Task item ▸ Leave out all images and set down the records exactly as given.
■ ■ ■ ■
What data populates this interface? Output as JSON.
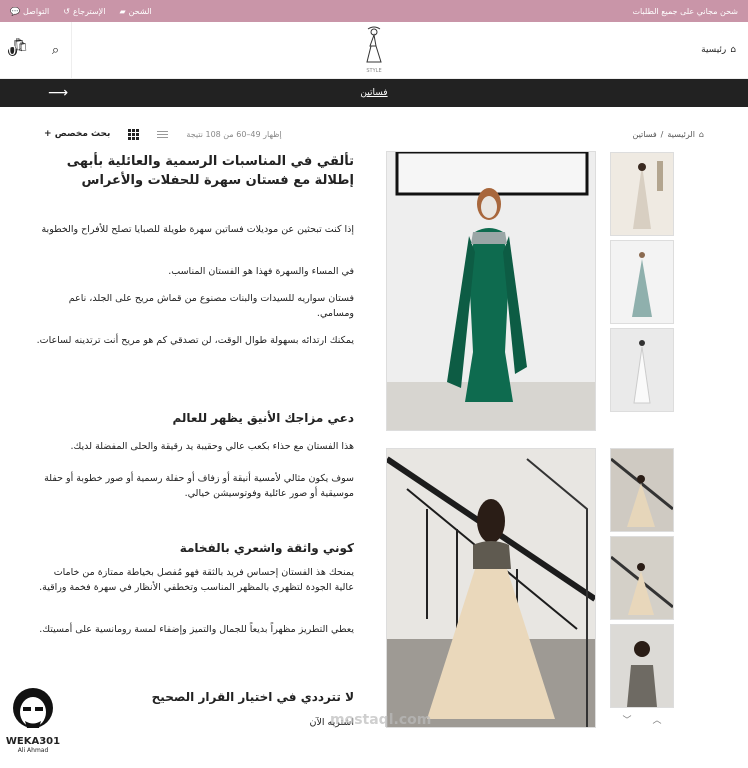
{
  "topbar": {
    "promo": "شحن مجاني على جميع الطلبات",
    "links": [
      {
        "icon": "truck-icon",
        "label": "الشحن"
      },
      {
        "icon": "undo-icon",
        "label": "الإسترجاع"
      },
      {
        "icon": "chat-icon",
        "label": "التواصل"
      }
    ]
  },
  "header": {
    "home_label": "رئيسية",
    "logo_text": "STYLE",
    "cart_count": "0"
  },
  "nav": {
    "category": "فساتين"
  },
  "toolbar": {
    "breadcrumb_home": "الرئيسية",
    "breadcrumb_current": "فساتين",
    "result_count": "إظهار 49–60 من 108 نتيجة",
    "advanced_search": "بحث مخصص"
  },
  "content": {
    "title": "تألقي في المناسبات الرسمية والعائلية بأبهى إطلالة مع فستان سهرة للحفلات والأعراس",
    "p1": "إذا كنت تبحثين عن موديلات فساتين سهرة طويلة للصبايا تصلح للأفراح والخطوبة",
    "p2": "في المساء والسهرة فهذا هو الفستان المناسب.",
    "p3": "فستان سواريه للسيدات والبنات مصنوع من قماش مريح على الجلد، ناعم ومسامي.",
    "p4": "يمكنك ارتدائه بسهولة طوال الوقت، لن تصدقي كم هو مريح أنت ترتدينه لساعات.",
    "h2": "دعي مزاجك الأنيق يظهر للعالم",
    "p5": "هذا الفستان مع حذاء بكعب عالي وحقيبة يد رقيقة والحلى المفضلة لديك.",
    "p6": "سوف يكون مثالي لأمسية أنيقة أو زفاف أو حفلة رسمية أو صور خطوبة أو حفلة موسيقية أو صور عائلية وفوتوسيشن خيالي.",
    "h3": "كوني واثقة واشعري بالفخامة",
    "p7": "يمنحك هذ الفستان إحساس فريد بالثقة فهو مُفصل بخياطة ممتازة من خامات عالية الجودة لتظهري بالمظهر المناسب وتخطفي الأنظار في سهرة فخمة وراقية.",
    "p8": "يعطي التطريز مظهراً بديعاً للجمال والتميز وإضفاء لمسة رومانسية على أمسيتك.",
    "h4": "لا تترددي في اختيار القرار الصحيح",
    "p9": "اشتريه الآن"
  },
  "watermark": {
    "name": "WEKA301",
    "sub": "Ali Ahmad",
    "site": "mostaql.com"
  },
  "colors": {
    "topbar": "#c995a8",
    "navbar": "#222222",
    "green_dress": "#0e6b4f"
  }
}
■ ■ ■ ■
Answer below ▸
What data populates this interface? Output as JSON.
{
  "topbar": {
    "promo": "شحن مجاني على جميع الطلبات",
    "links": [
      {
        "icon": "truck-icon",
        "label": "الشحن"
      },
      {
        "icon": "undo-icon",
        "label": "الإسترجاع"
      },
      {
        "icon": "chat-icon",
        "label": "التواصل"
      }
    ]
  },
  "header": {
    "home_label": "رئيسية",
    "logo_text": "STYLE",
    "cart_count": "0"
  },
  "nav": {
    "category": "فساتين"
  },
  "toolbar": {
    "breadcrumb_home": "الرئيسية",
    "breadcrumb_current": "فساتين",
    "result_count": "إظهار 49–60 من 108 نتيجة",
    "advanced_search": "بحث مخصص"
  },
  "content": {
    "title": "تألقي في المناسبات الرسمية والعائلية بأبهى إطلالة مع فستان سهرة للحفلات والأعراس",
    "p1": "إذا كنت تبحثين عن موديلات فساتين سهرة طويلة للصبايا تصلح للأفراح والخطوبة",
    "p2": "في المساء والسهرة فهذا هو الفستان المناسب.",
    "p3": "فستان سواريه للسيدات والبنات مصنوع من قماش مريح على الجلد، ناعم ومسامي.",
    "p4": "يمكنك ارتدائه بسهولة طوال الوقت، لن تصدقي كم هو مريح أنت ترتدينه لساعات.",
    "h2": "دعي مزاجك الأنيق يظهر للعالم",
    "p5": "هذا الفستان مع حذاء بكعب عالي وحقيبة يد رقيقة والحلى المفضلة لديك.",
    "p6": "سوف يكون مثالي لأمسية أنيقة أو زفاف أو حفلة رسمية أو صور خطوبة أو حفلة موسيقية أو صور عائلية وفوتوسيشن خيالي.",
    "h3": "كوني واثقة واشعري بالفخامة",
    "p7": "يمنحك هذ الفستان إحساس فريد بالثقة فهو مُفصل بخياطة ممتازة من خامات عالية الجودة لتظهري بالمظهر المناسب وتخطفي الأنظار في سهرة فخمة وراقية.",
    "p8": "يعطي التطريز مظهراً بديعاً للجمال والتميز وإضفاء لمسة رومانسية على أمسيتك.",
    "h4": "لا تترددي في اختيار القرار الصحيح",
    "p9": "اشتريه الآن"
  },
  "watermark": {
    "name": "WEKA301",
    "sub": "Ali Ahmad",
    "site": "mostaql.com"
  },
  "colors": {
    "topbar": "#c995a8",
    "navbar": "#222222",
    "green_dress": "#0e6b4f"
  }
}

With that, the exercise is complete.